Our own Doughdish, Windfall, is kicking off a “World Tour” this Spring. To begin, we will travel to Palmetto Bluffs, South Carolina, April 4th – 6th. We will launch Windfall and she will be available for on-the-water test sails. Our goal is to encourage sailors of all ages and skill levels to experience this classic Herreshoff design in their home waters.
To add your harbor to our trip, contact Amy Ballentine by phone (508-527-9797) or click here to contact her via e-mail.
History of the Doughdish
In the Fall of 1914, members of the Beverly Yacht Club asked famed designer Nathanael Herreshoff to develop a new class of sailboat for their children. The boat was to be well-suited for sail training on the rough waters of Buzzards Bay and be easily handled, yet capable in an afternoon Sou’wester. The sloop N.G. Herreshoff produced not only fit the club’s requirements then, but has remained a foundation throughout New England’s sailing community.
The Buzzards Bay Class became known as the Herreshoff 12½ and the first 19 boats were delivered in 1915. Fleets spread throughout the East Coast and racing continued through the early 1970s but, by this time, many of the original boats were in need of major repair or restoration.
In 1973, William Harding — a longtime Herreshoff 12½ owner, accomplished competitor, and sailmaker — recognized the need for a more economical alternative to costly restorations. In the hope of continuing the class, Harding earnestly replicated the wooden hulls in fiberglass with exacting standards in hull shape, weight, balance and sailing characteristics. After a season or two of trials, the new model, coined the Doughdish, was found to be an excellent match to her wooden sisters with competition results proving her equality.

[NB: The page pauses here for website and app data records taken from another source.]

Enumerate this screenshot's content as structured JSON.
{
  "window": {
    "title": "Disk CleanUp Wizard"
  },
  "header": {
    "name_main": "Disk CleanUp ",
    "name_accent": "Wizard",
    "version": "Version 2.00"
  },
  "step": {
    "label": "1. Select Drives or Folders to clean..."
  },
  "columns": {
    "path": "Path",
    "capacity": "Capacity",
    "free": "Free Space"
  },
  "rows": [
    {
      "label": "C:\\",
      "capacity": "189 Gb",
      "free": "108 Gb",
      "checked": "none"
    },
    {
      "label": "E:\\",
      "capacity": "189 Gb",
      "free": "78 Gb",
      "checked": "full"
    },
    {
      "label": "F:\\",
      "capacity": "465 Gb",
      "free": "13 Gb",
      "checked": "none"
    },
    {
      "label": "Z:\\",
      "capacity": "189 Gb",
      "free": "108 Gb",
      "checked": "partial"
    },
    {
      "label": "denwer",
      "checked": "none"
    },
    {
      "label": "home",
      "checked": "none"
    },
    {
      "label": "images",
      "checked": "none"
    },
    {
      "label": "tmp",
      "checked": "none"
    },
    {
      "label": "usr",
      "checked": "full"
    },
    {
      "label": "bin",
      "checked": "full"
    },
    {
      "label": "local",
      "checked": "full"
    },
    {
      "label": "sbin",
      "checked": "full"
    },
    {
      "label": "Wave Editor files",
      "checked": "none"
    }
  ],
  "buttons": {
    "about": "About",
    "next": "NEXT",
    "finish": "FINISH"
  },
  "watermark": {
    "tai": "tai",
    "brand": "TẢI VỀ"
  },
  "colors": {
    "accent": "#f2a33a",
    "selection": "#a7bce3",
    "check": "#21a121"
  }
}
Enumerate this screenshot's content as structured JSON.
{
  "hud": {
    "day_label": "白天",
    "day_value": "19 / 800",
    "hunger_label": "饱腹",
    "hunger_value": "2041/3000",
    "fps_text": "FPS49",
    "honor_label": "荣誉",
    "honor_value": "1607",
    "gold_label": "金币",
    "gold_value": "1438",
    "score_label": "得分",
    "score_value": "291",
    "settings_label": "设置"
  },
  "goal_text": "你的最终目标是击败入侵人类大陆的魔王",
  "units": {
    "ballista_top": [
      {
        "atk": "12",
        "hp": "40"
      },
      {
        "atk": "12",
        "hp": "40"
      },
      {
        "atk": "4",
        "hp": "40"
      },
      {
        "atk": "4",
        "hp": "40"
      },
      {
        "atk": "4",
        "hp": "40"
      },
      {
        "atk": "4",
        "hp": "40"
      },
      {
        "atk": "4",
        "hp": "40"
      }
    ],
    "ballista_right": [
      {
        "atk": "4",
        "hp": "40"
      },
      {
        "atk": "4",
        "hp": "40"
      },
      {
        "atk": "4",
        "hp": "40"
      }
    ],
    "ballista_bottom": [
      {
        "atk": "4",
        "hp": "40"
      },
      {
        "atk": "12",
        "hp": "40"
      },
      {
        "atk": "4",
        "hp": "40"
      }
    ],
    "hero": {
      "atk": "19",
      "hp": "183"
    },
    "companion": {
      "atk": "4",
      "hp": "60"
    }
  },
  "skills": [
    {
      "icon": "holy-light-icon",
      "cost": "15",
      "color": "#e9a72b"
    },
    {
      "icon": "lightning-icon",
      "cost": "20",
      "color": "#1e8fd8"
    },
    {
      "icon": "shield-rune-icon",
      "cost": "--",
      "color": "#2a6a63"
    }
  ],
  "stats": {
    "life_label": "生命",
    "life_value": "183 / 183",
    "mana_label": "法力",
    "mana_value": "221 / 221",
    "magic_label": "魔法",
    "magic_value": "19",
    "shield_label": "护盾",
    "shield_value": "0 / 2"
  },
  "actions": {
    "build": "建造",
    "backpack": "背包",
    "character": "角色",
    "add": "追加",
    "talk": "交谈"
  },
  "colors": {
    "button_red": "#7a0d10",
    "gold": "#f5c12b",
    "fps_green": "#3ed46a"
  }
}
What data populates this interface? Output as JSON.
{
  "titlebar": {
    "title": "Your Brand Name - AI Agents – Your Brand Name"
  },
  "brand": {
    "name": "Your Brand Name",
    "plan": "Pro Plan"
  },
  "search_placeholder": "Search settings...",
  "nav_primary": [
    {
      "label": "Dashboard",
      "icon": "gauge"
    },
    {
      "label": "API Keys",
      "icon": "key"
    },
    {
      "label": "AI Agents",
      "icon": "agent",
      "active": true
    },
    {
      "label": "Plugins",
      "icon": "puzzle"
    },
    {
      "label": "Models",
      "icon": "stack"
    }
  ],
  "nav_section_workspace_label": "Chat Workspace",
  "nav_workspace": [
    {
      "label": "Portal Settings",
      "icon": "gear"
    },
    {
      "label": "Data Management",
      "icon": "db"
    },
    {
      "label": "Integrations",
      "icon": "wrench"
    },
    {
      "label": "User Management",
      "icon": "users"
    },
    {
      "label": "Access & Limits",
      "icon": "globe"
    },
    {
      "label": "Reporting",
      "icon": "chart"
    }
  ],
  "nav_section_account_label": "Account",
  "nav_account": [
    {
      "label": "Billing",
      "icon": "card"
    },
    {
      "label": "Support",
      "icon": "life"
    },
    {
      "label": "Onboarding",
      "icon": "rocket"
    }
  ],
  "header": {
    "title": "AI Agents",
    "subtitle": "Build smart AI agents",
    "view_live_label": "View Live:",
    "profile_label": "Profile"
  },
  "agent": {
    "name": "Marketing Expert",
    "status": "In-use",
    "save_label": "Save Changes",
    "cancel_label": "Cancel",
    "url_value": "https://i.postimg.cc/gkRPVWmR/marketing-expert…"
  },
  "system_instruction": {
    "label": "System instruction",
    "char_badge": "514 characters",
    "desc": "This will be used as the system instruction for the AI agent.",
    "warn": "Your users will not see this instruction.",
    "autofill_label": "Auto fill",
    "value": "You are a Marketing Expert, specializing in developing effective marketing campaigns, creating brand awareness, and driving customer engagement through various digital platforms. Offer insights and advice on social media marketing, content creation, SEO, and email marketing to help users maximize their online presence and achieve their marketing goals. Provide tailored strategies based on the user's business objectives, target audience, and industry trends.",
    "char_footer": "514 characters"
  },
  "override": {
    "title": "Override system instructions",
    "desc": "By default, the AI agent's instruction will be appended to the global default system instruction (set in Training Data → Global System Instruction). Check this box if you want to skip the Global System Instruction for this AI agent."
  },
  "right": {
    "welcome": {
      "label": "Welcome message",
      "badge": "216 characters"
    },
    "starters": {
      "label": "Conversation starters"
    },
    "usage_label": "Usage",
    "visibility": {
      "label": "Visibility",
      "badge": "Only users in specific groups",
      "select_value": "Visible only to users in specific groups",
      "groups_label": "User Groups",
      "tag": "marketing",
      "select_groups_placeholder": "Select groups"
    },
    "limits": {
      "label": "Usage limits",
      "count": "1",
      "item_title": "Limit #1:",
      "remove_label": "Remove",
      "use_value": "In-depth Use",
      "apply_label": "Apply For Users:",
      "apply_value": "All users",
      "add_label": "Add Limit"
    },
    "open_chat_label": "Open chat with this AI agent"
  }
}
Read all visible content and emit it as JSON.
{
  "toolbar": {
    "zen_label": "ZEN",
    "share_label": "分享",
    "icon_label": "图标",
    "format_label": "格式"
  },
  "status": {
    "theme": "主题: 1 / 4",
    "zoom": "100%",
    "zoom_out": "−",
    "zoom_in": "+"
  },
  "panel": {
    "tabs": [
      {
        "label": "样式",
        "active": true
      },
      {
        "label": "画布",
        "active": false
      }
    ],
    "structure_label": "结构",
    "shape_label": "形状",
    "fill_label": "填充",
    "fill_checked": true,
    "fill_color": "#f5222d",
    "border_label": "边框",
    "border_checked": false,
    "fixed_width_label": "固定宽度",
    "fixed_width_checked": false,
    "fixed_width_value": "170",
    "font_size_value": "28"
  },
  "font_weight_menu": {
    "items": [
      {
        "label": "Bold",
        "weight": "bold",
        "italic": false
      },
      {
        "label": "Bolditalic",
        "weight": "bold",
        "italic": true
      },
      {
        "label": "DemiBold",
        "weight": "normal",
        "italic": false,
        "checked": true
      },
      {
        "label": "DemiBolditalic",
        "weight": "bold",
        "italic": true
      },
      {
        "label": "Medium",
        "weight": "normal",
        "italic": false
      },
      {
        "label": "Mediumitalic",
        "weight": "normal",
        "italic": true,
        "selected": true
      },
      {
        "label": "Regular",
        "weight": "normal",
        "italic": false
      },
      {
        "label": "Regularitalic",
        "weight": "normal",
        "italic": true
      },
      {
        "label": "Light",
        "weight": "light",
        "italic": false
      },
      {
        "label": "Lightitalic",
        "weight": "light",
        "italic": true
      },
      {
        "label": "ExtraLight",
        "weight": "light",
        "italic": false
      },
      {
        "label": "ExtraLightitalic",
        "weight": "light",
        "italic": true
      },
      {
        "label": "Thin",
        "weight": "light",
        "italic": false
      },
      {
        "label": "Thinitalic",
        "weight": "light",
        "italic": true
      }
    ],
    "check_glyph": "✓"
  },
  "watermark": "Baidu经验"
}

The Doughdish endures as the only H Class-endorsed, true and authentic replication of N.G. Herreshoff’s iconic 12½. At Doughdish LLC we have built more than 540 of these fiberglass and teak sloops, now sailing from ports around the globe.